What Will You Have?

Just this past week at the Diversity Roundtable, our committee planned a very simple menu of deli sandwiches, fruit salad, and cookies. The food was great; yet, after the event, we were left with a mini mountain of sandwiches, begging the question – did we over order? Could we have been more efficient?

If you’re like me, you’re constantly concerned with the following three questions regarding meal selection:
1.    Can I accommodate all special dietary needs?
2.    Are my catering choices fitting (and tasty) for the event?
3.    Will I have enough to feed all my guests?  

Apparently, in the case last week, we certainly had enough food. But, for future reference, here are a few tips to help you (and me!) answer all the above questions when choosing our next menu.

Accommodating dietary needs

•    Ask if your guests have special dietary needs (always when plated but, if applicable, in other cases, too).
•    When serving hors d’oeuvres, order a wide variety to meet the needs of vegetarians, vegans, etc., and those who are more health-conscious.
•    If your audience dominates a specific culture or religion, be sure to serve cuisine appropriate for them.
•    Lately, we have found that at least one of your Georgia Tech guests will be a vegetarian or vegan and/or require a gluten-free or lactose-free meal. Discuss with your caterer ahead of time to ensure they can accommodate these requests, as well as those made at the last minute at your event.  

Are my choices appropriate?

•    What is the goal behind the meal at your event? To allow for more work to take place? To offer a reprieve from a day-long meeting? For the first situation, opt for an easy-to-eat, fortifying lunch that is pre-prepared; for the second, consider a more playful meal that allows guests to customize choices (i.e. sundae bar).  
•    If coordinating a stand-up reception, steer clear of anything with bones, dipping sauces, shells, etc., to alleviate awkward situations or excessive trash.
•    Are you trying to execute multiple food stations in a limited amount of time or in a small space? While stations are nice, guests will take more time at each one, which can limit their time to mingle and enjoy the food.

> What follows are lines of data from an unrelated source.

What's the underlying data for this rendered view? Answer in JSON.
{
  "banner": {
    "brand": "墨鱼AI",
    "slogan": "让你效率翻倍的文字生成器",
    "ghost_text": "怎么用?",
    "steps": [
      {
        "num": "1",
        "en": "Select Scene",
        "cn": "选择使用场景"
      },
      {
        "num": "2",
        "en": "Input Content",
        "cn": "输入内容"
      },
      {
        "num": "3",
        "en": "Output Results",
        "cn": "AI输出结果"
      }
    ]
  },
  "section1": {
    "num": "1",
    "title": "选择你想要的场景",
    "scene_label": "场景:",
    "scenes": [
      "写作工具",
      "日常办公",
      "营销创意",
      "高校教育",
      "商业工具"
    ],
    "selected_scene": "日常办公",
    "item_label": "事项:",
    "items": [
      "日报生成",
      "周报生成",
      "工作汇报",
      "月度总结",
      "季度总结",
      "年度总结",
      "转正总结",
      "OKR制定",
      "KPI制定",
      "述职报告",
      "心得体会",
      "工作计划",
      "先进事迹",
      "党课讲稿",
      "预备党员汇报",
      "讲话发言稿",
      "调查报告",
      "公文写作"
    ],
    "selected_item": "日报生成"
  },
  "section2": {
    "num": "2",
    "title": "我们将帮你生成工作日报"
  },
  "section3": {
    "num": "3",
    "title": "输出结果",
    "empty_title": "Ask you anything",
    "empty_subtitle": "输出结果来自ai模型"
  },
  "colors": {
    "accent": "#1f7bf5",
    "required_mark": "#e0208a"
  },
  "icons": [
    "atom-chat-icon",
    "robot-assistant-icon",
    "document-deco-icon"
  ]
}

Assess your space and time constraints and order food that complements each.

Have I ordered enough food?

•    This can certainly be tricky business, because depending upon the nature of your event, you may have 5 to 15 percent attrition and can almost guarantee a few to many walk-ups. Consult past data, if available, and discuss with your caterer the overage percent they prepare. In many cases, I am finding that our caterers stick very close to the numbers we guarantee, so be careful the number you guarantee.
•    Ask for a tasting so you can see the portions of food. If you are hosting a buffet lunch and the sandwiches are cut in half, most likely guests may only take a half instead of a whole.
•    For receptions, ask for selections that will stretch your dollar the furthest — most likely dips, spreads, cheese platters, and food trays, where you’re charged an item cost instead of a per-piece expense.
•    Have you accounted for staff or volunteers who should also be fed? Be sure to include them in your meal count.
•    Timing and transition can be everything. If you are serving light hors d’oeuvres at 5:00 p.m. on a Tuesday, most likely your guests will be hungry. If you are trying to stretch an event over a four-hour time span, ensure that your food comes out in waves, so that those who arrive in the second half of the event are met with the same reception as those who arrived at the beginning.